In a complete u-turn Angela Merkel’s government plans to decommission all German nuclear power stations by 2022
Germany’s environment minister, Norbert Roettge, announced his country is to shut down all its nuclear plants by 2022.
German Chancellor Angela Merkel set up a committee to decide the viability of German nuclear power following the Fukushima nuclear accident.
Nuclear power produces 22% of Germany’s electricty needs, which will now have to be replaced by other energy sources.
Germany’s decision will have serious consequences for the domestic market and it will also affect the rest of Europe. On Tuesday May 31, Reuters reported that British gas prices rose 4% in one week to their highest in six weeks.
Evidently, energy companies are the worst affected. Eon, Germany’s biggest energy provider, plans to sue the government over its decision to maintain a spent fuel rod tax in spite of the plans to discontinue nuclear power.
Merkel’s government had originally planned to extend the life of German nuclear plants but reneged on her decision following serious protests in April this year.
This decision demonstrates the political power of protest and its associated economic risk.
In a macro-economic context, these events show that electricty prices may increase as developed countries begin the expensive transition to renewable energy sources.

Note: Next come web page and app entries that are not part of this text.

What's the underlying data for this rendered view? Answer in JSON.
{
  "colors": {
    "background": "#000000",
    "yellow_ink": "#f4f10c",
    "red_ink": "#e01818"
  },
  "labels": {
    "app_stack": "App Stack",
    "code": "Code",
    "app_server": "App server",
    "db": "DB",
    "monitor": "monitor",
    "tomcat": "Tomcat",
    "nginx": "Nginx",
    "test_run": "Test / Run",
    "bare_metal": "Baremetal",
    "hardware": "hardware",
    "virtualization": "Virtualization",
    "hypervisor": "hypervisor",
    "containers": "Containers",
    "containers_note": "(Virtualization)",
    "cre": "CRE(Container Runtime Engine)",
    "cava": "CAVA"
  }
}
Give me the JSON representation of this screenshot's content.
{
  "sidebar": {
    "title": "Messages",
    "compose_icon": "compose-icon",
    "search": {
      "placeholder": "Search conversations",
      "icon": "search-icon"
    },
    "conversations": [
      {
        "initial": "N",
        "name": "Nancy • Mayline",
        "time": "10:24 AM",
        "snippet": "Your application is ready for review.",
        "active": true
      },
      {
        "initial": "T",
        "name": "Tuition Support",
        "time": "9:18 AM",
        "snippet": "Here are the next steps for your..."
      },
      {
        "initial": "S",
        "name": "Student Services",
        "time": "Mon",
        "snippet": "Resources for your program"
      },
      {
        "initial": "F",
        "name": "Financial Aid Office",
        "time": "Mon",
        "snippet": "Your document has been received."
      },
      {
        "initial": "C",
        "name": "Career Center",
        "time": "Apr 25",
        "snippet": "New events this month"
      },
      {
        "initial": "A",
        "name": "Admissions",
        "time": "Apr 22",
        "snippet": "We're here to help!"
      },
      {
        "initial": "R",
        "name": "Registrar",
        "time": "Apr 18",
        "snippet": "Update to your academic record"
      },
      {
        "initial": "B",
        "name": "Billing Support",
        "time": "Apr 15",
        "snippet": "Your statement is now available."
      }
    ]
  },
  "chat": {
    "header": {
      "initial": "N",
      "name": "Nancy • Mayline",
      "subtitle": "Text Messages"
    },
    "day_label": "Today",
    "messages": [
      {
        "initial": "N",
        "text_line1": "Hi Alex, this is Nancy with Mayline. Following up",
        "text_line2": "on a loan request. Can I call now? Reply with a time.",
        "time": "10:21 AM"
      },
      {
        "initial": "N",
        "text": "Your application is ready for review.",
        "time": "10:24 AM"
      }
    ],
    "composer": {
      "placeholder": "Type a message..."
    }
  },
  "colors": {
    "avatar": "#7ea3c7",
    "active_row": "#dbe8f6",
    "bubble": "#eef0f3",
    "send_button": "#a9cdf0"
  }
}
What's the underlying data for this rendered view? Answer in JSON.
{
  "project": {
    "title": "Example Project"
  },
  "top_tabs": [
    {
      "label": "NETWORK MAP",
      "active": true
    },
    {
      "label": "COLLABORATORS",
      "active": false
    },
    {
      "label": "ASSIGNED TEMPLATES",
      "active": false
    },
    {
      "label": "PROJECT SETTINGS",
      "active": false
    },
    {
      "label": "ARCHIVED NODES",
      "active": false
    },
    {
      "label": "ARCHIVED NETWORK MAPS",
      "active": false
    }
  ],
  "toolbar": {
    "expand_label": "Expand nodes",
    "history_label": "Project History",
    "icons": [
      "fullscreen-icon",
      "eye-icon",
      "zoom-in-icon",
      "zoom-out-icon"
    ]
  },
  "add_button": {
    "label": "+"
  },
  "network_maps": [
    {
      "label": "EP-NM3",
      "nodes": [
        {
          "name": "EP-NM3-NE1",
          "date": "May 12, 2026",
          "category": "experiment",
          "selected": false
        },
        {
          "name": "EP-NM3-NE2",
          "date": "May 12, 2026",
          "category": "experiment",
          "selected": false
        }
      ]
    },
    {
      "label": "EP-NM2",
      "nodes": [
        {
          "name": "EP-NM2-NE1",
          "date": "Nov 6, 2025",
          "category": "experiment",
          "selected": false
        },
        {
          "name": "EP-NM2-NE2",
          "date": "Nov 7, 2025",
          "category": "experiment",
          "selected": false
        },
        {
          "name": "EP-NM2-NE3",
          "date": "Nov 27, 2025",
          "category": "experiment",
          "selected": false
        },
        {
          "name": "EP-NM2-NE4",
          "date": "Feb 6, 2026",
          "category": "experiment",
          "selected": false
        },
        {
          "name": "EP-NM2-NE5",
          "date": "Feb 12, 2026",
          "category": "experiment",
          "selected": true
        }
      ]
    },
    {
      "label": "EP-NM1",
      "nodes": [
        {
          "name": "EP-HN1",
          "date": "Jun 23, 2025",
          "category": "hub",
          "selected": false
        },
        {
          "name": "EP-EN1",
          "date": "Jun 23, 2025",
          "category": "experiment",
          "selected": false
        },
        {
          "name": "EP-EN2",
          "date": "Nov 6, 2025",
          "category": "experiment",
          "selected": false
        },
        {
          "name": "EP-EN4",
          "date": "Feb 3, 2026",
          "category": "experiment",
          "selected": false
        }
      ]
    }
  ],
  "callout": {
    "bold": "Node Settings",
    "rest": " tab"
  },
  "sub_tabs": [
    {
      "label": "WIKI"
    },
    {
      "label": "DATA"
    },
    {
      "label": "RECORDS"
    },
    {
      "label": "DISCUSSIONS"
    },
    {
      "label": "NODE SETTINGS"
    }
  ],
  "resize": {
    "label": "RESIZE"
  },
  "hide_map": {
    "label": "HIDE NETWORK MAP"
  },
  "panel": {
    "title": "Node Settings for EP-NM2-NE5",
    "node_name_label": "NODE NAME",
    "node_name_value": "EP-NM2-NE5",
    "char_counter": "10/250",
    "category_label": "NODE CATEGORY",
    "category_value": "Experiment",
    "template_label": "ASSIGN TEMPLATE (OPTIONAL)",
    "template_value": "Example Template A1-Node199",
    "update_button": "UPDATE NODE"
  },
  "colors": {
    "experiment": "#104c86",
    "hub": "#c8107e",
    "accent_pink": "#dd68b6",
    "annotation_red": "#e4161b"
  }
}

In the interim demand for gas, coal and carbon permits may increase, which in turn would cause the price increase. Risk managers need to be aware of potential volatility in energy markets.